# PROBLEM TO WORK ON
Type out the data again. Keep every line exactly the same.

# GIVEN ENTRIES
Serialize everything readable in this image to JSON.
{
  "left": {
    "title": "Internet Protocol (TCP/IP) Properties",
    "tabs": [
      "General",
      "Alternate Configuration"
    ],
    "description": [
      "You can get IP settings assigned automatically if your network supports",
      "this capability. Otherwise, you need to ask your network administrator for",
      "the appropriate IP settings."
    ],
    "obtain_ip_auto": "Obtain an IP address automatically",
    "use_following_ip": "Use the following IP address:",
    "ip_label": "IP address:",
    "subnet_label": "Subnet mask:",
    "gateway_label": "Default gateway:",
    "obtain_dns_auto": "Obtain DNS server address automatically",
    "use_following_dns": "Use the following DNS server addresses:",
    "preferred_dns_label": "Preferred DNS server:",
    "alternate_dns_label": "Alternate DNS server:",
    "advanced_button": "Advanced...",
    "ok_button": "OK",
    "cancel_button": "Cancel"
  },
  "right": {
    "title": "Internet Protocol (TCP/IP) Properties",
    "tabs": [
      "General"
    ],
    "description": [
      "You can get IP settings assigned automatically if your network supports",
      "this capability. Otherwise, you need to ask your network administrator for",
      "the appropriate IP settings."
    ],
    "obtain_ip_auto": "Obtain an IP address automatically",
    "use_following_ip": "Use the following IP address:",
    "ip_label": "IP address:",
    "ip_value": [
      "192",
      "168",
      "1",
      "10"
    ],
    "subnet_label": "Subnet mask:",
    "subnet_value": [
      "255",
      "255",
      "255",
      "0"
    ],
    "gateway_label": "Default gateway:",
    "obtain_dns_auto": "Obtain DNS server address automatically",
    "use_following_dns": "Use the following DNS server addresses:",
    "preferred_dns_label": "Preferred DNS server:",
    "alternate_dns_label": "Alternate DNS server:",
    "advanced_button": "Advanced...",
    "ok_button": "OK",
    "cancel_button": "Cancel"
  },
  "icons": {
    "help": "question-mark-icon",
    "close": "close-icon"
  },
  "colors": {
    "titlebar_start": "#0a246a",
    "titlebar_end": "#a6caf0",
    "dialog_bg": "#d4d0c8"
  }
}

# RESPONSE BELOW
Serialize everything readable in this image to JSON.
{
  "left": {
    "title": "Internet Protocol (TCP/IP) Properties",
    "tabs": [
      "General",
      "Alternate Configuration"
    ],
    "description": [
      "You can get IP settings assigned automatically if your network supports",
      "this capability. Otherwise, you need to ask your network administrator for",
      "the appropriate IP settings."
    ],
    "obtain_ip_auto": "Obtain an IP address automatically",
    "use_following_ip": "Use the following IP address:",
    "ip_label": "IP address:",
    "subnet_label": "Subnet mask:",
    "gateway_label": "Default gateway:",
    "obtain_dns_auto": "Obtain DNS server address automatically",
    "use_following_dns": "Use the following DNS server addresses:",
    "preferred_dns_label": "Preferred DNS server:",
    "alternate_dns_label": "Alternate DNS server:",
    "advanced_button": "Advanced...",
    "ok_button": "OK",
    "cancel_button": "Cancel"
  },
  "right": {
    "title": "Internet Protocol (TCP/IP) Properties",
    "tabs": [
      "General"
    ],
    "description": [
      "You can get IP settings assigned automatically if your network supports",
      "this capability. Otherwise, you need to ask your network administrator for",
      "the appropriate IP settings."
    ],
    "obtain_ip_auto": "Obtain an IP address automatically",
    "use_following_ip": "Use the following IP address:",
    "ip_label": "IP address:",
    "ip_value": [
      "192",
      "168",
      "1",
      "10"
    ],
    "subnet_label": "Subnet mask:",
    "subnet_value": [
      "255",
      "255",
      "255",
      "0"
    ],
    "gateway_label": "Default gateway:",
    "obtain_dns_auto": "Obtain DNS server address automatically",
    "use_following_dns": "Use the following DNS server addresses:",
    "preferred_dns_label": "Preferred DNS server:",
    "alternate_dns_label": "Alternate DNS server:",
    "advanced_button": "Advanced...",
    "ok_button": "OK",
    "cancel_button": "Cancel"
  },
  "icons": {
    "help": "question-mark-icon",
    "close": "close-icon"
  },
  "colors": {
    "titlebar_start": "#0a246a",
    "titlebar_end": "#a6caf0",
    "dialog_bg": "#d4d0c8"
  }
}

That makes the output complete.